WHAT NEEDS TO BE DONE: Each entry must be given again exactly; images do not belong in the copy.

DATA EXTRACT section start

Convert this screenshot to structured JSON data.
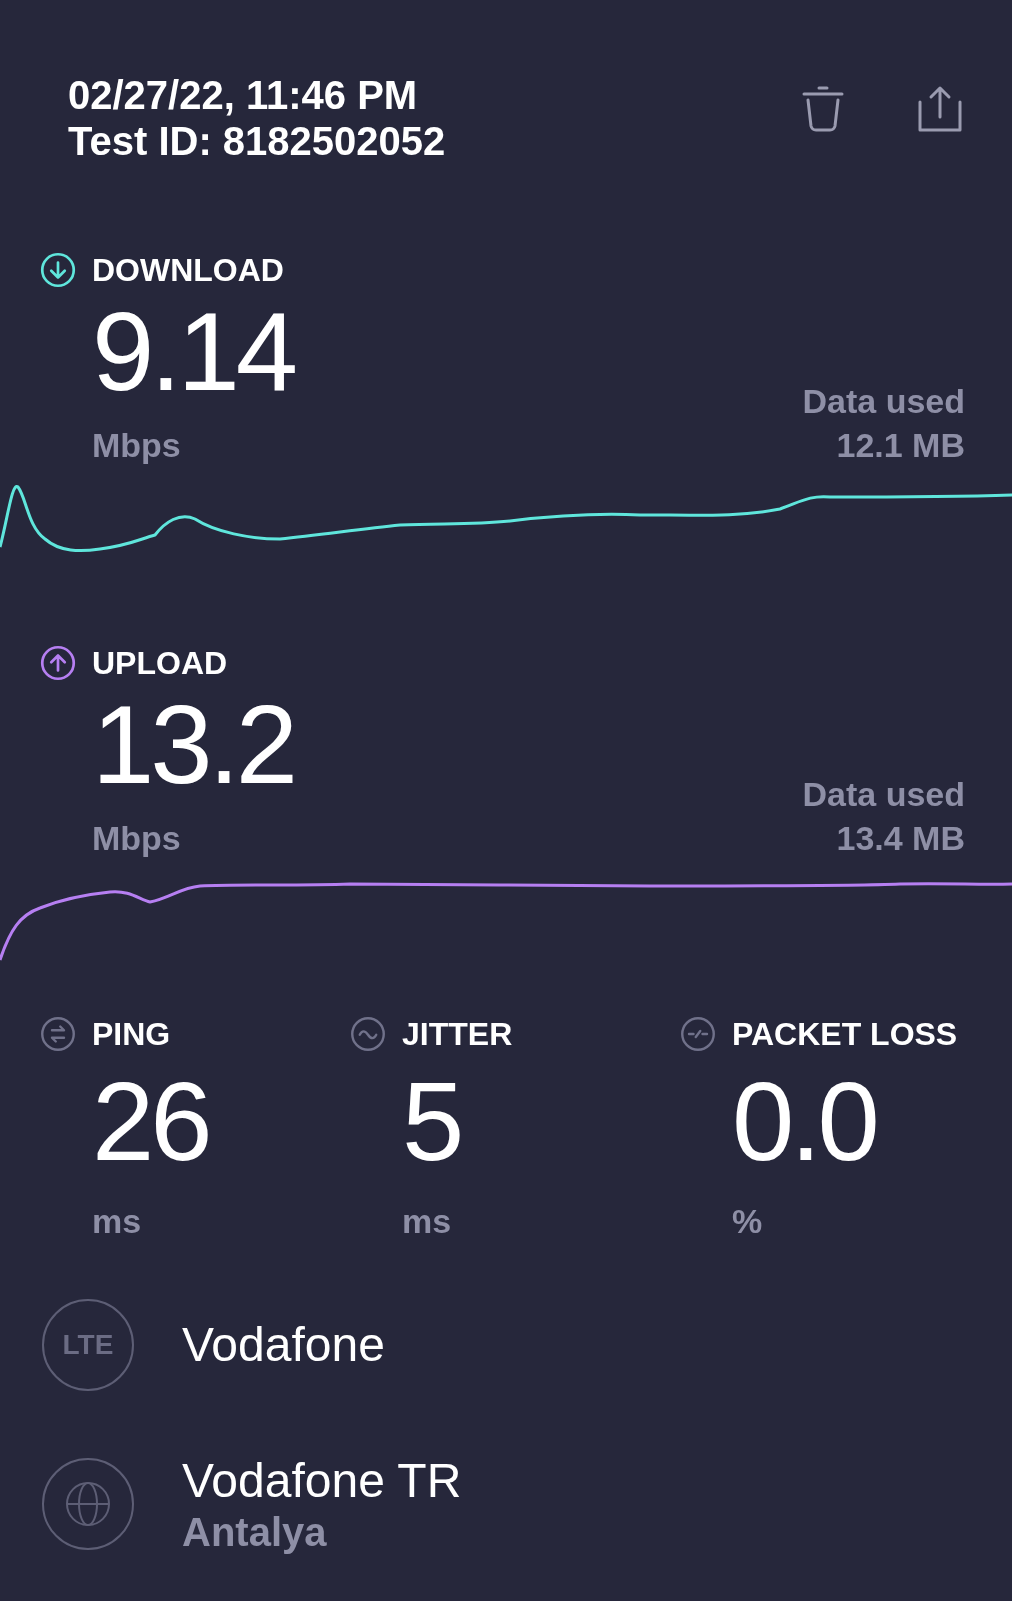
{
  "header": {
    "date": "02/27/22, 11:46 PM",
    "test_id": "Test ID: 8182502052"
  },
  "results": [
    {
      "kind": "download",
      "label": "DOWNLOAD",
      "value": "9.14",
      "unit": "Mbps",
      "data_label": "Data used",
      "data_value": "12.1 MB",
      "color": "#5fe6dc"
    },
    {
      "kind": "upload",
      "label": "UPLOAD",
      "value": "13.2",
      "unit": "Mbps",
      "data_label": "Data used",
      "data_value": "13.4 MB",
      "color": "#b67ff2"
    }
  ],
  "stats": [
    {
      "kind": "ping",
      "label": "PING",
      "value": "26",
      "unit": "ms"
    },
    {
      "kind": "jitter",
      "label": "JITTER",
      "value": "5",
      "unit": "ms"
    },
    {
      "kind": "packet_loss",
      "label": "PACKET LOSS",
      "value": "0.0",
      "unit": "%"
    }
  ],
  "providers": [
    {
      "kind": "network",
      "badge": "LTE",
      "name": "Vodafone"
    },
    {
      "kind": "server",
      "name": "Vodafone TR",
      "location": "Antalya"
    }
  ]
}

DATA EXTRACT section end

WRITTEN RESPONSE:
Convert this screenshot to structured JSON data.
{
  "header": {
    "date": "02/27/22, 11:46 PM",
    "test_id": "Test ID: 8182502052"
  },
  "results": [
    {
      "kind": "download",
      "label": "DOWNLOAD",
      "value": "9.14",
      "unit": "Mbps",
      "data_label": "Data used",
      "data_value": "12.1 MB",
      "color": "#5fe6dc"
    },
    {
      "kind": "upload",
      "label": "UPLOAD",
      "value": "13.2",
      "unit": "Mbps",
      "data_label": "Data used",
      "data_value": "13.4 MB",
      "color": "#b67ff2"
    }
  ],
  "stats": [
    {
      "kind": "ping",
      "label": "PING",
      "value": "26",
      "unit": "ms"
    },
    {
      "kind": "jitter",
      "label": "JITTER",
      "value": "5",
      "unit": "ms"
    },
    {
      "kind": "packet_loss",
      "label": "PACKET LOSS",
      "value": "0.0",
      "unit": "%"
    }
  ],
  "providers": [
    {
      "kind": "network",
      "badge": "LTE",
      "name": "Vodafone"
    },
    {
      "kind": "server",
      "name": "Vodafone TR",
      "location": "Antalya"
    }
  ]
}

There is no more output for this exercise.